> Records provided
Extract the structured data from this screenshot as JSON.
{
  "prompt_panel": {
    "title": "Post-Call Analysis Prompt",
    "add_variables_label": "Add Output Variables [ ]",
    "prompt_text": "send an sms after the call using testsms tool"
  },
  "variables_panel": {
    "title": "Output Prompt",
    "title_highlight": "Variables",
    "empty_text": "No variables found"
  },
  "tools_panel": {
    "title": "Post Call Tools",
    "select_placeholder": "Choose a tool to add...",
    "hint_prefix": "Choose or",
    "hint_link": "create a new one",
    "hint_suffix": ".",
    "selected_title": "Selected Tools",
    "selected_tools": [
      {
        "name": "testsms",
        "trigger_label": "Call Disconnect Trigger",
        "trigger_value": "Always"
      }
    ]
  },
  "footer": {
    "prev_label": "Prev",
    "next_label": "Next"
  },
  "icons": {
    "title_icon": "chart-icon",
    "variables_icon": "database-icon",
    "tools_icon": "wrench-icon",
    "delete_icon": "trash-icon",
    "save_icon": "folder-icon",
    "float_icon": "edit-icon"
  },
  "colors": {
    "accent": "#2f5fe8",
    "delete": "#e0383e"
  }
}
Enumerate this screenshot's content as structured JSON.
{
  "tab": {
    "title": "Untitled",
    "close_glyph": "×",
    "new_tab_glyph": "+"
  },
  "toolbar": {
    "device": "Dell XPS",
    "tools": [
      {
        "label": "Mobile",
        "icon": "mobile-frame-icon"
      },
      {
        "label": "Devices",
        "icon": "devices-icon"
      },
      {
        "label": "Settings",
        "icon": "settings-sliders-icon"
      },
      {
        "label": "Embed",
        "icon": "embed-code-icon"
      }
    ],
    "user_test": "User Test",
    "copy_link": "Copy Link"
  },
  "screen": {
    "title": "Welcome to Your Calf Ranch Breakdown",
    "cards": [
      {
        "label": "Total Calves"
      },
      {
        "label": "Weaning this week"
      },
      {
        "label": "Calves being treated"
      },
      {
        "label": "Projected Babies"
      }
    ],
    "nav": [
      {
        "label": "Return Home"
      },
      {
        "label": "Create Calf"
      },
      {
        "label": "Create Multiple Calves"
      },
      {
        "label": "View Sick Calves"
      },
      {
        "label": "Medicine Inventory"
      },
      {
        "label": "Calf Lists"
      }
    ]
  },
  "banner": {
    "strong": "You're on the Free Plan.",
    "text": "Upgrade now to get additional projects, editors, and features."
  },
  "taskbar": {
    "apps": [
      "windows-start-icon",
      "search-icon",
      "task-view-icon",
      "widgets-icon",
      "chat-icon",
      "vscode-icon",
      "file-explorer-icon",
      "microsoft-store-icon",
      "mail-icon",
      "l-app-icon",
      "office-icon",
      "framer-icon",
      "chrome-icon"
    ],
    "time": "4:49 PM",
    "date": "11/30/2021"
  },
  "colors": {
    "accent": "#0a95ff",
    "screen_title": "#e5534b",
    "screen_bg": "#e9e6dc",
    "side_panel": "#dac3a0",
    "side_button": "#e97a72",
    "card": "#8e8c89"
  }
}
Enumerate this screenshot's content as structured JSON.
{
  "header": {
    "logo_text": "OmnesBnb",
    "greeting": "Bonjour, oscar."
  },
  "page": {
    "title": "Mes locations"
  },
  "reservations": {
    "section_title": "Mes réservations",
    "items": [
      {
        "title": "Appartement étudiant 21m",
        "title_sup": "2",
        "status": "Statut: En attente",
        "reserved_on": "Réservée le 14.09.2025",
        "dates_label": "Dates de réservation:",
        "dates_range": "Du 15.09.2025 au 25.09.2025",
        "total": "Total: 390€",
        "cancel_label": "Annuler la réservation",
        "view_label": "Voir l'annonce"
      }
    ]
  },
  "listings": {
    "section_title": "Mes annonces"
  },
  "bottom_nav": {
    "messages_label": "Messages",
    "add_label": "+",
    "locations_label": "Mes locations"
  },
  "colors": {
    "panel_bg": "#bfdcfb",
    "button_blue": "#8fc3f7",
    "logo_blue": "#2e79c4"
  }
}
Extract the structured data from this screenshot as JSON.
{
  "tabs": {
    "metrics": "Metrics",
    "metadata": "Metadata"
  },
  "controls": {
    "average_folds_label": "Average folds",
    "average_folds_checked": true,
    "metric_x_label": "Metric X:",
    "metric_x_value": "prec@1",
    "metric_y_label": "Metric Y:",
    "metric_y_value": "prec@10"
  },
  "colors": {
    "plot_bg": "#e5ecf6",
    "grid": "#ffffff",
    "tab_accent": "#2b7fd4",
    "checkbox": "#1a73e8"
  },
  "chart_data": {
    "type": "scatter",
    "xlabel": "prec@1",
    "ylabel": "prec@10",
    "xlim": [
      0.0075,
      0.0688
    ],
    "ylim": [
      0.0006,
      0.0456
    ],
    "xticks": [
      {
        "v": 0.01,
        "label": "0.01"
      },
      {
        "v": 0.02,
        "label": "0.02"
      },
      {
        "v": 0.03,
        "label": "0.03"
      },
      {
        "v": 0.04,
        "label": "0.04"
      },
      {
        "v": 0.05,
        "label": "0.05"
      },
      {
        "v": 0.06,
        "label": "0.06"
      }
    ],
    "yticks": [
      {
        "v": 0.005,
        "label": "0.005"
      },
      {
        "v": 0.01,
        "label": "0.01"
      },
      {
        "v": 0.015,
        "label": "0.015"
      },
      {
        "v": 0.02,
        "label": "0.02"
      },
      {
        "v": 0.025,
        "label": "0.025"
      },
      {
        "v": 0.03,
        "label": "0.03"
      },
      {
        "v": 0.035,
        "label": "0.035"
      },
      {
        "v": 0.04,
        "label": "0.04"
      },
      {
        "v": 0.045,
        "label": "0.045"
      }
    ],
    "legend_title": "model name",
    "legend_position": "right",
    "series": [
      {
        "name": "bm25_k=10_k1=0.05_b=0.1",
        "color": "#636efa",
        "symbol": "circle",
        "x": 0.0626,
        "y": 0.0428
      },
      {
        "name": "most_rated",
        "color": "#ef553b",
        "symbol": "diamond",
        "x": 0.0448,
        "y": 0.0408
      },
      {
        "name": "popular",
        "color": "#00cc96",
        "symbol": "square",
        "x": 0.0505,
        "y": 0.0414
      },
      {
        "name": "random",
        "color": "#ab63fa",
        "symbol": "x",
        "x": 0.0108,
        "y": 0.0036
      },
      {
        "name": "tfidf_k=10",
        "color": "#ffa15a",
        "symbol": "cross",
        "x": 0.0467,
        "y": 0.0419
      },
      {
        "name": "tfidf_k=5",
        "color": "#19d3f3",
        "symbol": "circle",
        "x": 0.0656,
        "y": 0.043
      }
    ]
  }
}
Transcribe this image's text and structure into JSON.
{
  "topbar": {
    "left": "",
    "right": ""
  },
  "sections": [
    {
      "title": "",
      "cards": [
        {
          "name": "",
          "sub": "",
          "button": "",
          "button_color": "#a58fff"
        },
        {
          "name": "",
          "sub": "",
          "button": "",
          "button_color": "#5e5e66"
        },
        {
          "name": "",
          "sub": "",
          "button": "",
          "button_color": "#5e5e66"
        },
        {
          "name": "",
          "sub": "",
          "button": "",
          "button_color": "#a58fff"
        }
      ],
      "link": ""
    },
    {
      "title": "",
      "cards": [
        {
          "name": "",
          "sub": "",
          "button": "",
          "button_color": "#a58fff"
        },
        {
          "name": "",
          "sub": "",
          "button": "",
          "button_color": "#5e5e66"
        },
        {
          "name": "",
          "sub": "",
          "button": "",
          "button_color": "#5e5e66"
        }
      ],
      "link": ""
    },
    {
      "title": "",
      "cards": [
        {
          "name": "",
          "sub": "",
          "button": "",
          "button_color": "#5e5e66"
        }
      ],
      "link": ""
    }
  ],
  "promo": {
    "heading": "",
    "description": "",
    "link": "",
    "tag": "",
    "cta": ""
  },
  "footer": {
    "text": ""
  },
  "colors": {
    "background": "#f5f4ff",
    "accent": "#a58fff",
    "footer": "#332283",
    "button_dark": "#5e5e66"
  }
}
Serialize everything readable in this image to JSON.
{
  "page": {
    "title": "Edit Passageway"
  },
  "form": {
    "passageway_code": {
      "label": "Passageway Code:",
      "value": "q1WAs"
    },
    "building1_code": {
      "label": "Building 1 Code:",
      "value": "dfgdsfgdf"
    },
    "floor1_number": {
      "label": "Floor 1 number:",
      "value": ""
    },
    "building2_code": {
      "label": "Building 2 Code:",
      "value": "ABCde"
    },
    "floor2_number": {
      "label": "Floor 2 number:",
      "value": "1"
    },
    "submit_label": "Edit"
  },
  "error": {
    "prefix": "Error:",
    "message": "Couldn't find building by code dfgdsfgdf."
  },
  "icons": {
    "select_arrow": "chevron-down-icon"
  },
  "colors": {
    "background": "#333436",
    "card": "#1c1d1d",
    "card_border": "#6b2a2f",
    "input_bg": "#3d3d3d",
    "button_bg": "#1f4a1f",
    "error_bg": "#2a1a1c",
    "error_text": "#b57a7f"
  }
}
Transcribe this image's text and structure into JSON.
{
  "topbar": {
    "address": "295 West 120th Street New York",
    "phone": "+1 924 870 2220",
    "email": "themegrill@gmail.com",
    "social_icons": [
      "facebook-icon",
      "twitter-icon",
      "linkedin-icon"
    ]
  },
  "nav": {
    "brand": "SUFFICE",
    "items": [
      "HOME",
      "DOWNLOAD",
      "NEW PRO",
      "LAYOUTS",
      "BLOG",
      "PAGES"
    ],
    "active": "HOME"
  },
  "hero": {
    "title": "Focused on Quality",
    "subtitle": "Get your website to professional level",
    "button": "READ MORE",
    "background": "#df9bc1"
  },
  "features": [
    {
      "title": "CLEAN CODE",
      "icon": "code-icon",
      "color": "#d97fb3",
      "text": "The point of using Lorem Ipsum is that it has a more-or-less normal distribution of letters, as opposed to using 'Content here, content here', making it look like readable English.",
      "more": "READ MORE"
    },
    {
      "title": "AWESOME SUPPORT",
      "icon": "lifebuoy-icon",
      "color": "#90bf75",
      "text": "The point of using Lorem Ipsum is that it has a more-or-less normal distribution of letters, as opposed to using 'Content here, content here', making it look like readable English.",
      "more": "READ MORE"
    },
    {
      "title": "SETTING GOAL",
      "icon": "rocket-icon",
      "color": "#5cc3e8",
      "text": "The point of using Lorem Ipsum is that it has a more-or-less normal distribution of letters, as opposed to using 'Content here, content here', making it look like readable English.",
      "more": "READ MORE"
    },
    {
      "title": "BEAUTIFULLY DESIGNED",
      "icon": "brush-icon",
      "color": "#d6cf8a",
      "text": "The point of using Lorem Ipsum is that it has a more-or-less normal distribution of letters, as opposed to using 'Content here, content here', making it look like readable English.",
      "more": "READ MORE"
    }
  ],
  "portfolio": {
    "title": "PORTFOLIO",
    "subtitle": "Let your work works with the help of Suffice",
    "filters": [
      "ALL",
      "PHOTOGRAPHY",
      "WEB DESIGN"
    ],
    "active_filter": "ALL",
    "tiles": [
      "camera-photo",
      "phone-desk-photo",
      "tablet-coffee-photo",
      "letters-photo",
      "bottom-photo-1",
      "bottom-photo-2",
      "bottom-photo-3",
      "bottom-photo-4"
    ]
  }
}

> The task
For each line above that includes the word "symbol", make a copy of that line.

> Written solution
        "symbol": "circle",
        "symbol": "diamond",
        "symbol": "square",
        "symbol": "x",
        "symbol": "cross",
        "symbol": "circle",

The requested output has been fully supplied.